WHAT TO DO: Where a line of the entries holds the string "Север", copy that line.

----- EXERCISE INPUTS -----

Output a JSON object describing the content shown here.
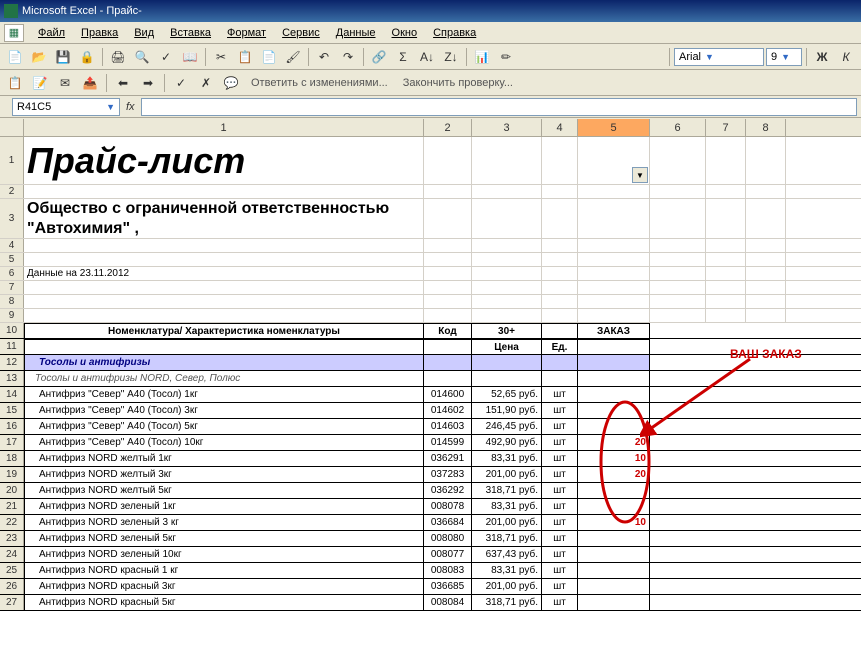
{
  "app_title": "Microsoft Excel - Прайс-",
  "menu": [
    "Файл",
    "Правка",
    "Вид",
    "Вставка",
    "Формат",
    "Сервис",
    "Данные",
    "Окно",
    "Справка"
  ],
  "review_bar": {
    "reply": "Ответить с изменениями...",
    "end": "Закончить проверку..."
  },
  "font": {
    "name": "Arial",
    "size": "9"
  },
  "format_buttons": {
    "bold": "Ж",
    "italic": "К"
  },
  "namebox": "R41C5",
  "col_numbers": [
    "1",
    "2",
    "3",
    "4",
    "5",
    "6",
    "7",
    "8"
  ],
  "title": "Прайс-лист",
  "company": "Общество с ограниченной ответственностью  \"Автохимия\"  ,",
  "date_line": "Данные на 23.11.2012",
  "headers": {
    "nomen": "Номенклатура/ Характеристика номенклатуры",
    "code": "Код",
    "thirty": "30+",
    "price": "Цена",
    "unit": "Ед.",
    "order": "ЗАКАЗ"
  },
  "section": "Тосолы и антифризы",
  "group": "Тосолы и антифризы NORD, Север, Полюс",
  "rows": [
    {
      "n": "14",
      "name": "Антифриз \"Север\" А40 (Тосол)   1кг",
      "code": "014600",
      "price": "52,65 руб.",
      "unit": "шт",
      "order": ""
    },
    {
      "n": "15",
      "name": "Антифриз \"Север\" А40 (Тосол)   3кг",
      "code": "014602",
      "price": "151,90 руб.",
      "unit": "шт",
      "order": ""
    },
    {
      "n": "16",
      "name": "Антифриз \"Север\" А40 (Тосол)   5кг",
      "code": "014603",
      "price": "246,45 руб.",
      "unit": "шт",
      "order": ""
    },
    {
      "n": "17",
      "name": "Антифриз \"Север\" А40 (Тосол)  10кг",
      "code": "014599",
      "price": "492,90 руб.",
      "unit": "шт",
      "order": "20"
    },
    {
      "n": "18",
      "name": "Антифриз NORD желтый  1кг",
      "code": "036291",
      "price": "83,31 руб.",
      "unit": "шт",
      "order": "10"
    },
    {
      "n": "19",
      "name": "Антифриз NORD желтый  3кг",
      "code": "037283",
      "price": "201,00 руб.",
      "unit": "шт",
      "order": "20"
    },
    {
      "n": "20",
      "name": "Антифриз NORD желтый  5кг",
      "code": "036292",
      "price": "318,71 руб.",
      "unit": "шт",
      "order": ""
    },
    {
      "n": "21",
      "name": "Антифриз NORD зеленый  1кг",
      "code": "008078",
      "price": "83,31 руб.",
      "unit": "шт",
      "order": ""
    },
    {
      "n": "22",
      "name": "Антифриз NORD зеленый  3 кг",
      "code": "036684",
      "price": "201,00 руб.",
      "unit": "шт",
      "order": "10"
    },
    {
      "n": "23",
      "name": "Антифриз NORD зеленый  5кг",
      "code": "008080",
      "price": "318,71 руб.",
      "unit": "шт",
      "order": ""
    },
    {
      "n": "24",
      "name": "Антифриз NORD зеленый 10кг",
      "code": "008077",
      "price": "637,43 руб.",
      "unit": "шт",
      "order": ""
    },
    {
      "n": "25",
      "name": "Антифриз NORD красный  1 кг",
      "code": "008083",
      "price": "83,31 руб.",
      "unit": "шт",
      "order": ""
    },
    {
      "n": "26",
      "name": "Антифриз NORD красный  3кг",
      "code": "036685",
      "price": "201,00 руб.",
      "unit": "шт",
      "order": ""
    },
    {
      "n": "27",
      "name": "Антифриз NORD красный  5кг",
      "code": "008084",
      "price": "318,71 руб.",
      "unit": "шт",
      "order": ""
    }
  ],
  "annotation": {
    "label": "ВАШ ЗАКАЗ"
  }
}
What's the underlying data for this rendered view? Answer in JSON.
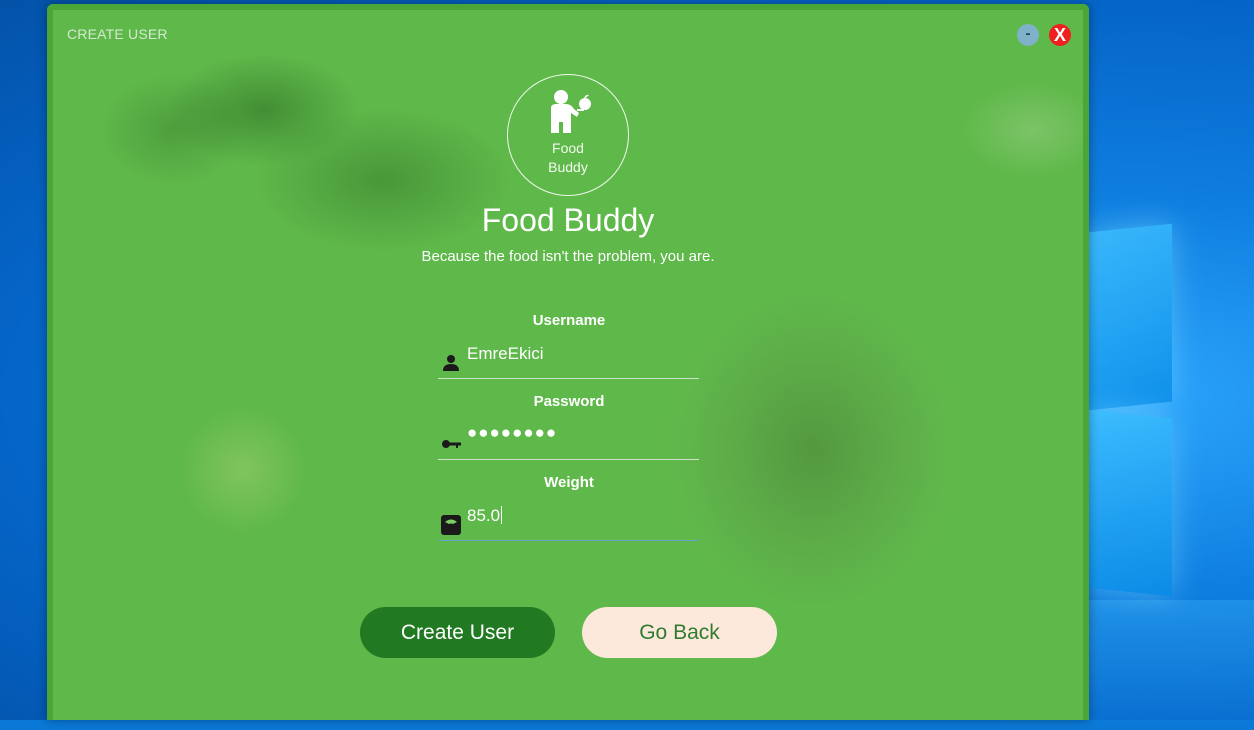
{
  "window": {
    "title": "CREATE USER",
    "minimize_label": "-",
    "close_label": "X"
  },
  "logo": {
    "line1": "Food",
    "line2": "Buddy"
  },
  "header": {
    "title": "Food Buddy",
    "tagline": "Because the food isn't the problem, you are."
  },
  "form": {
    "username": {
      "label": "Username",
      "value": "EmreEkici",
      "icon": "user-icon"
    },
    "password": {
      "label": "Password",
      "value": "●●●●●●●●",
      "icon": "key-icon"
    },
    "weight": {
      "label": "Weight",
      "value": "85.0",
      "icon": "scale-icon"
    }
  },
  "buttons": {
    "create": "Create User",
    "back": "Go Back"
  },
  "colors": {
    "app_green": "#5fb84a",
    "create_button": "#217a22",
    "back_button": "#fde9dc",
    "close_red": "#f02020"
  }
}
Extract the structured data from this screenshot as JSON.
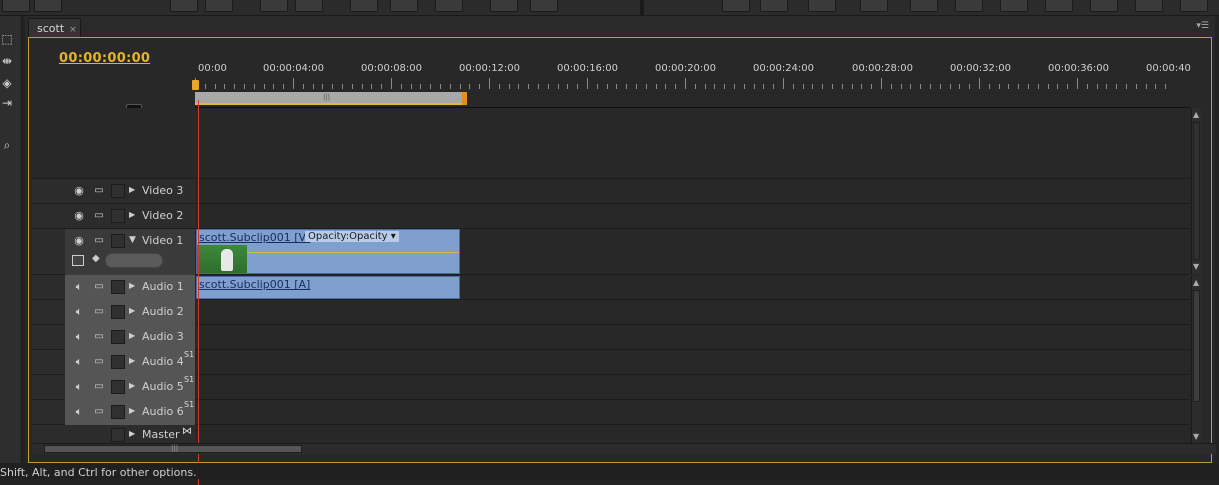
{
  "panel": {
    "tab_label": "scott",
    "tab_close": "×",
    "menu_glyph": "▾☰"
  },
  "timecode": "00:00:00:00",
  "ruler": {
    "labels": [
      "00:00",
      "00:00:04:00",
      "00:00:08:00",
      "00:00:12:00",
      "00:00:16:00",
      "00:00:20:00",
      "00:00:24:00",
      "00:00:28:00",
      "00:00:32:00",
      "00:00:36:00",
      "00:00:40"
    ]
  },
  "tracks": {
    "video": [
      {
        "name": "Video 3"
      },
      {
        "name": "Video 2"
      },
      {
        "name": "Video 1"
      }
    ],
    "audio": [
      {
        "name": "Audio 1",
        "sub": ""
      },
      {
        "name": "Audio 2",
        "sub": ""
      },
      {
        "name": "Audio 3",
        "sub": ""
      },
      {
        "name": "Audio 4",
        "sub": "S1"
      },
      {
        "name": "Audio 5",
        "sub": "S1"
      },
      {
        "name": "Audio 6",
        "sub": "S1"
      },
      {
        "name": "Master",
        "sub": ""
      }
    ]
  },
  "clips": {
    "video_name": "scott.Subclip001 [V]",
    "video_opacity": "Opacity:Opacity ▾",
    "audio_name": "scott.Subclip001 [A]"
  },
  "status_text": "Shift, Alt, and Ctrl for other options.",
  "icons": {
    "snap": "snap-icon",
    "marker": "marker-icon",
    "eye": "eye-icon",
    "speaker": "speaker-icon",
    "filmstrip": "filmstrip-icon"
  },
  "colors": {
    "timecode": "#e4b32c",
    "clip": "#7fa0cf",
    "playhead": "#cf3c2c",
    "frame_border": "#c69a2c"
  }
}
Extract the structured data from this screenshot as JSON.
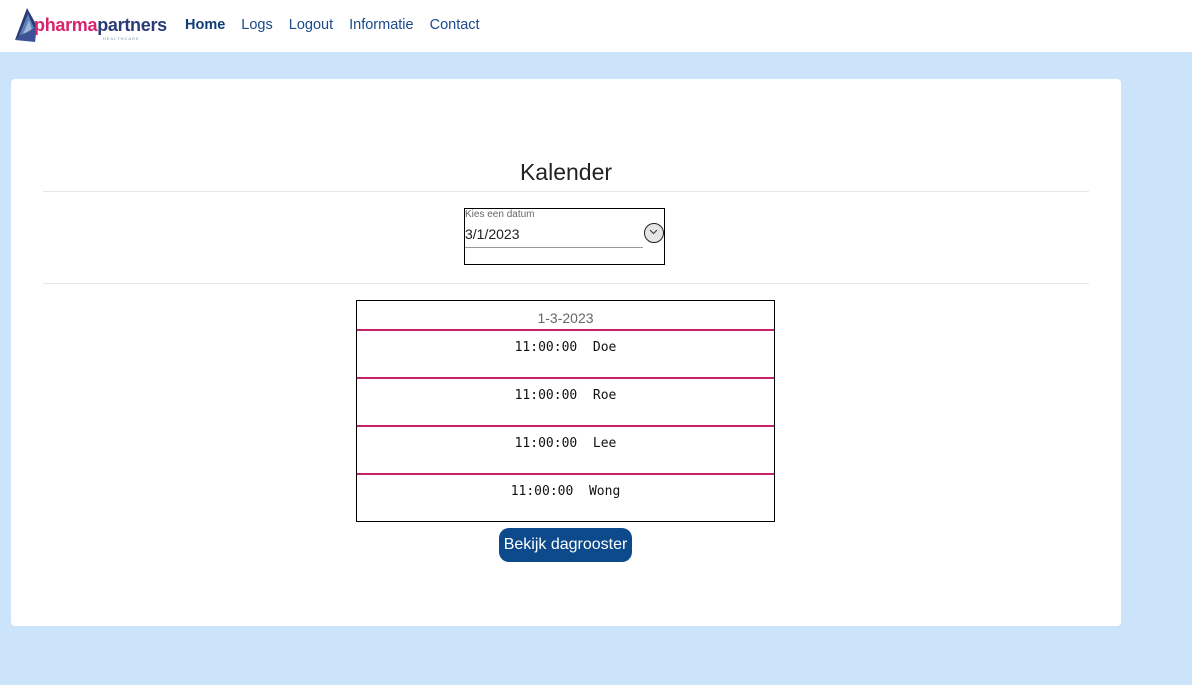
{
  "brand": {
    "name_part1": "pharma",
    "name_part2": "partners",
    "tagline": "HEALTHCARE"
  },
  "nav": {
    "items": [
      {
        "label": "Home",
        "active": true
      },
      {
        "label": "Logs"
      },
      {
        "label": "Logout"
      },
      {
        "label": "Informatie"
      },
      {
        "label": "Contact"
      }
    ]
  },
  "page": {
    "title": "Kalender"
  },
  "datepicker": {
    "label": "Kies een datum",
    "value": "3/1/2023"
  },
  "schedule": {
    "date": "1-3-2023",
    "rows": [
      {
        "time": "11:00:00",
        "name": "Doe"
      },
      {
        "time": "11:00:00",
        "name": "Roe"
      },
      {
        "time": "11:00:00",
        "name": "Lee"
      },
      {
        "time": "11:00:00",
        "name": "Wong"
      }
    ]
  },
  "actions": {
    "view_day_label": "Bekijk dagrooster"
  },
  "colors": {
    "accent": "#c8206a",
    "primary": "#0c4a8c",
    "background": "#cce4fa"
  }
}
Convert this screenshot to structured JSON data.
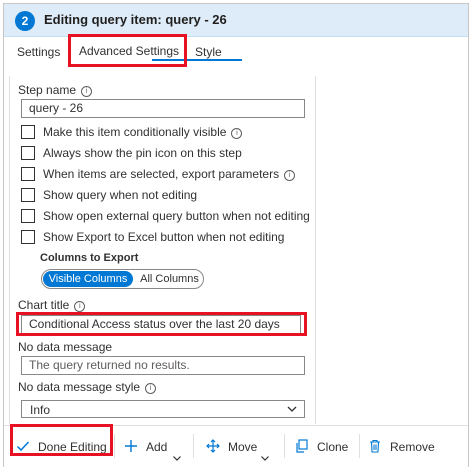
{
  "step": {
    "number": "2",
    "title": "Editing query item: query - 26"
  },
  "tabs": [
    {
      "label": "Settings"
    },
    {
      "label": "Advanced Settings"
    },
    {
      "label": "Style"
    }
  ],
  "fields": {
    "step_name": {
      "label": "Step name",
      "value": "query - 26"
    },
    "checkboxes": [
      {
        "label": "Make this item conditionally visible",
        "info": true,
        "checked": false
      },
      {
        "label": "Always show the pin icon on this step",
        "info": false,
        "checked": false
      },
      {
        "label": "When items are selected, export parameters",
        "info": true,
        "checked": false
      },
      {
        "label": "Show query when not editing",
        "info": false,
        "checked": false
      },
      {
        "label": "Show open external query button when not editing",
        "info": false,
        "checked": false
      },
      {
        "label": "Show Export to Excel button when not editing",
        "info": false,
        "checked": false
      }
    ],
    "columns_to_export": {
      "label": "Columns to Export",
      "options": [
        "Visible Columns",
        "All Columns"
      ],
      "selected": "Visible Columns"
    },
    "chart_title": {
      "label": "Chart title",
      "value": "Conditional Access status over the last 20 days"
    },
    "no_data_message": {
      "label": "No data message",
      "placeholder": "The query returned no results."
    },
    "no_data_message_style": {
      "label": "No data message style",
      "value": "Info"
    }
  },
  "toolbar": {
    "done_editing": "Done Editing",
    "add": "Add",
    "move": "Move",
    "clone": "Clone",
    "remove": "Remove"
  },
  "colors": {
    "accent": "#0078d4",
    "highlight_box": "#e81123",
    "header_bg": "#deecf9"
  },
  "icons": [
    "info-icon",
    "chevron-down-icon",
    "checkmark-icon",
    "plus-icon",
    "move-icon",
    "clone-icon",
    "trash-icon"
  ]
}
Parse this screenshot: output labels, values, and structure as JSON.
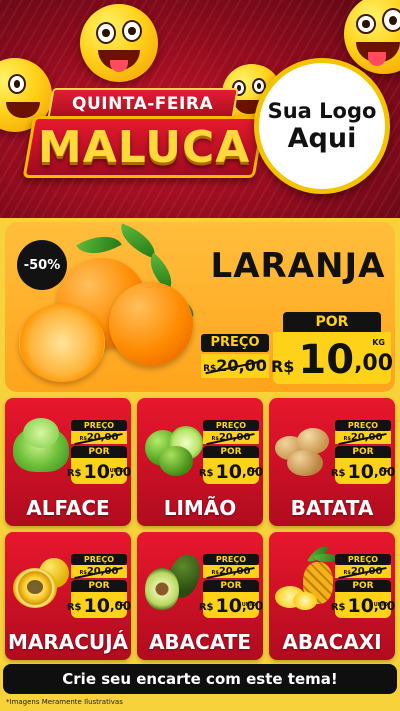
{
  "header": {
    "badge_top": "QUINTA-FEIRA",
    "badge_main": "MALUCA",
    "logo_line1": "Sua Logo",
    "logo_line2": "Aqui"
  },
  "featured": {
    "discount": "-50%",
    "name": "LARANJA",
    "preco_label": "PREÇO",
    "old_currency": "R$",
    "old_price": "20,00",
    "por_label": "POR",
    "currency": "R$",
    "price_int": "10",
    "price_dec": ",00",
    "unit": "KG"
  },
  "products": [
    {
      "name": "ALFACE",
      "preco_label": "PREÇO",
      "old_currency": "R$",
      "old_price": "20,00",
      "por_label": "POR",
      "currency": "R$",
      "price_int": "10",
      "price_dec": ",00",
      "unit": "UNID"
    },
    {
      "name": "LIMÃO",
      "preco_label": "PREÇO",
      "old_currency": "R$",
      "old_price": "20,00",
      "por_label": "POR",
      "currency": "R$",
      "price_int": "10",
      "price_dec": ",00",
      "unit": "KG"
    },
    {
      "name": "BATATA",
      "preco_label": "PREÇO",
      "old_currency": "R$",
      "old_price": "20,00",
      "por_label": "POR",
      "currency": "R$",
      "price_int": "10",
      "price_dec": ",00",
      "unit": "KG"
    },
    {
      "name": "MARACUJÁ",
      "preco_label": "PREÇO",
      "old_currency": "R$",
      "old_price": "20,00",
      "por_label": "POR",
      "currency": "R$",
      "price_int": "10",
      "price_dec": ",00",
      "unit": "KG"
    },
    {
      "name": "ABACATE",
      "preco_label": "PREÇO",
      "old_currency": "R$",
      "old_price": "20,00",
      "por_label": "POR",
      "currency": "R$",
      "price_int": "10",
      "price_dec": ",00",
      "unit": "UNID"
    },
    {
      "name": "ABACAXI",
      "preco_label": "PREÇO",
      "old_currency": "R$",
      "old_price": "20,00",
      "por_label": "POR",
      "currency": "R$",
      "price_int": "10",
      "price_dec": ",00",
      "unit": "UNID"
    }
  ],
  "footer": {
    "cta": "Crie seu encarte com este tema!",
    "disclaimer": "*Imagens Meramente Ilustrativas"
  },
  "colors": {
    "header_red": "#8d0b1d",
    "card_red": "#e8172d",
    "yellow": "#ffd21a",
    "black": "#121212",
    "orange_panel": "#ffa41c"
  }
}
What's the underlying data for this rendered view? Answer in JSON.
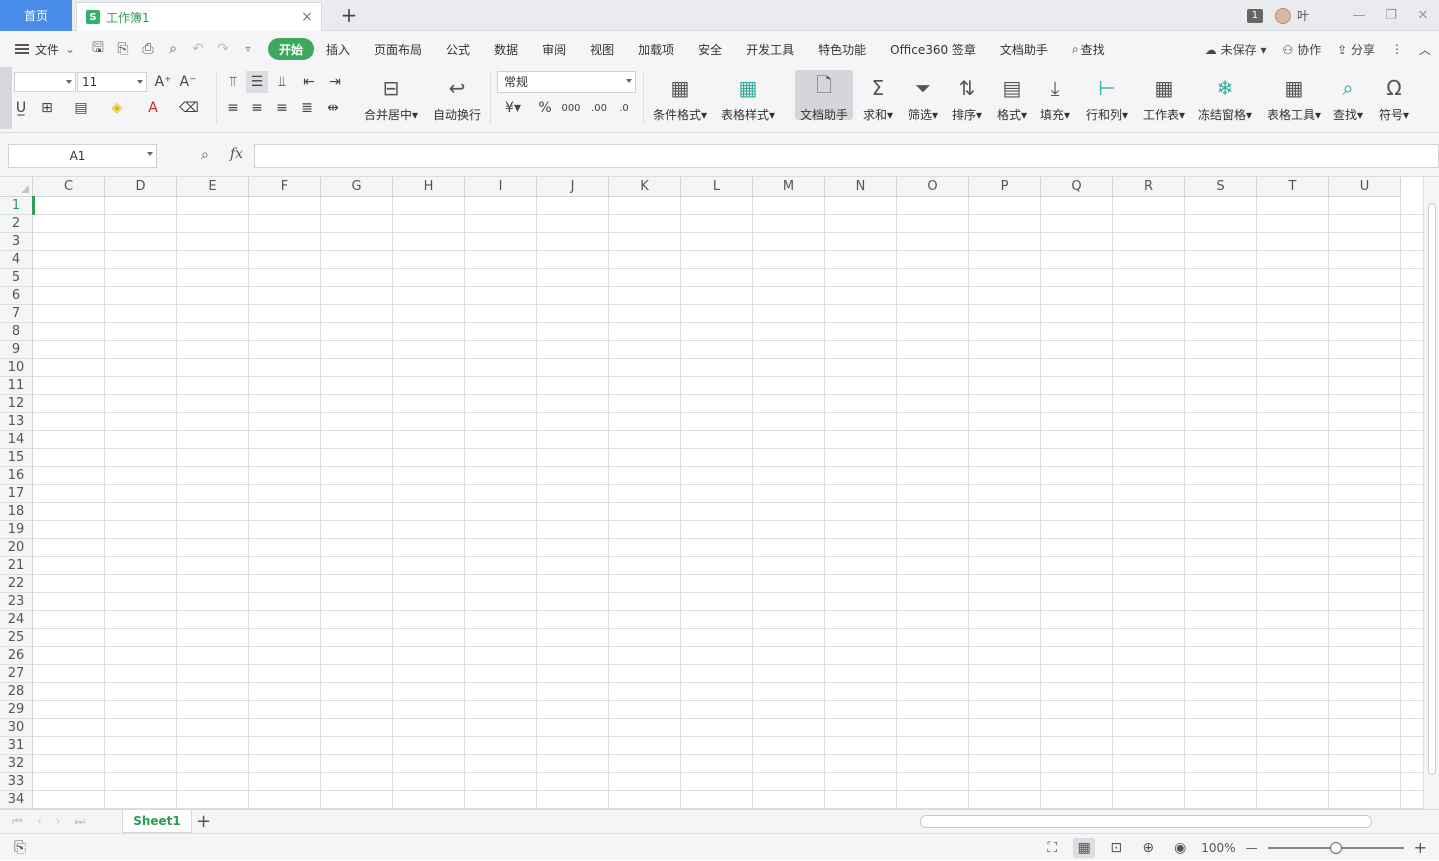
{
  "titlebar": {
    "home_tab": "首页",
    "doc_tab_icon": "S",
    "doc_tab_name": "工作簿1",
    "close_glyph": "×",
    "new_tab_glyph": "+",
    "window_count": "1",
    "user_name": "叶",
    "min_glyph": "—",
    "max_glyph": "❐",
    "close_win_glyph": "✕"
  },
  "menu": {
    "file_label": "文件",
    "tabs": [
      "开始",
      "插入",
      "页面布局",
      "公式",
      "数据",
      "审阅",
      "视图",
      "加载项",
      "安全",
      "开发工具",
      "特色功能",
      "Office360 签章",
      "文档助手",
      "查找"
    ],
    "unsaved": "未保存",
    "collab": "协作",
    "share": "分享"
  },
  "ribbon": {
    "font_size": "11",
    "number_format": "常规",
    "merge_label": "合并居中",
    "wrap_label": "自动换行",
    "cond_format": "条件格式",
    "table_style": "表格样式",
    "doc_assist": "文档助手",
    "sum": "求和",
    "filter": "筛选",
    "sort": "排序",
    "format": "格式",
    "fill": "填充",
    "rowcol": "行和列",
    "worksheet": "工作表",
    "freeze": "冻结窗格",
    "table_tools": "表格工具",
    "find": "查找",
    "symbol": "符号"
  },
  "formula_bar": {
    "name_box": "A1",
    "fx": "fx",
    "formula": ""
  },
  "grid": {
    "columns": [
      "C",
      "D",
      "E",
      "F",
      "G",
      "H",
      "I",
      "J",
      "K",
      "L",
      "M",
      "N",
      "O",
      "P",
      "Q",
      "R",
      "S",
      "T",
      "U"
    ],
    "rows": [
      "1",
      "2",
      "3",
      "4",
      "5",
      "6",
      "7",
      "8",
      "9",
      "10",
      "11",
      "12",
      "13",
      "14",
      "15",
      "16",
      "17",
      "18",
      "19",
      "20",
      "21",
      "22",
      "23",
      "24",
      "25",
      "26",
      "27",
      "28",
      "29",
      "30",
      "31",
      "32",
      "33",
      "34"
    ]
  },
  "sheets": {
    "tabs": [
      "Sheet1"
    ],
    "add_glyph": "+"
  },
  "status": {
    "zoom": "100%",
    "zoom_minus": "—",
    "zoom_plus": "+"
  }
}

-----

REPLY:
  "group": "Тосолы и антифризы NORD, Север, Полюс",
      "name": "Антифриз \"Север\" А40 (Тосол)   1кг",
      "name": "Антифриз \"Север\" А40 (Тосол)   3кг",
      "name": "Антифриз \"Север\" А40 (Тосол)   5кг",
      "name": "Антифриз \"Север\" А40 (Тосол)  10кг",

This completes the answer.